This week, Tennessee Governor Bill Haslam approved and signed the I Hate Meth Act. The bill focuses on reducing meth-related crimes in the state and creating harsher penalties for those who manufacture methamphetamine in the presence of a child.
Effective July 1, pharmacies will use a new program to log all purchases of pseudoephedrine. Pharmacies will then be required to send the data to the Tennessee Meth Informational System database at least every 24 hours. Although pseudoephedrine is commonly found in cold, sinus and allergy pills, it is also a main ingredient used to manufacture meth.
Tennessee residents already can only purchase a limited amount of pseudoephedrine from pharmacies, but the new database system will allow pharmacies to keep better track of an individual's purchases. Consumers will not be able to buy more than 3.6 gram of pseudoephedrine per day or more than 9 grams per month.
An individual may be allowed to exceed their limits only if they have a valid prescription. If a pharmacist believes that the purchase of pseudoephedrine is not for a legitimate reason, the pharmacist can choose not to sell the product to an individual.

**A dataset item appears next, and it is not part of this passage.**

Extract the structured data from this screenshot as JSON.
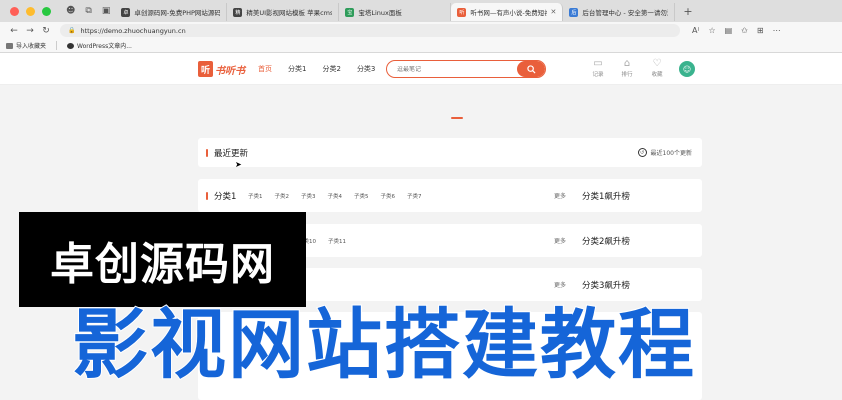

With the significant increase in meth-related crimes in the state, Tennessee law enforcement and lawmakers believe that the bill will make it more difficult for meth manufactures to purchase and obtain pseudoephedrine. Just last year, the state shut down more than 2,000 meth labs.
Manufacturing meth is an extremely dangerous process. Although the number of meth lab busts is concerning for officials, officials are also worried about children who are exposed to meth. Meth-related incidents caused over 480 children to be removed from their Tennessee homes last year. In an effort to better protect children, an individual caught cooking meth in front of a child will face aggravated child endangerment charges amongst other drug charges.
Effective January, pharmacies and law enforcement will work even more closely with each other under the new bill to reduce the number of illegal purchases of pseudoephedrine. Pharmacies will be required to have better procedures in place in order to stop someone from exceeding their purchase limit and to be able to identify those who are on the meth offender registry.
The Daily News Journal: "Haslam signs tougher meth law," Chris Echegaray, 6 June 2011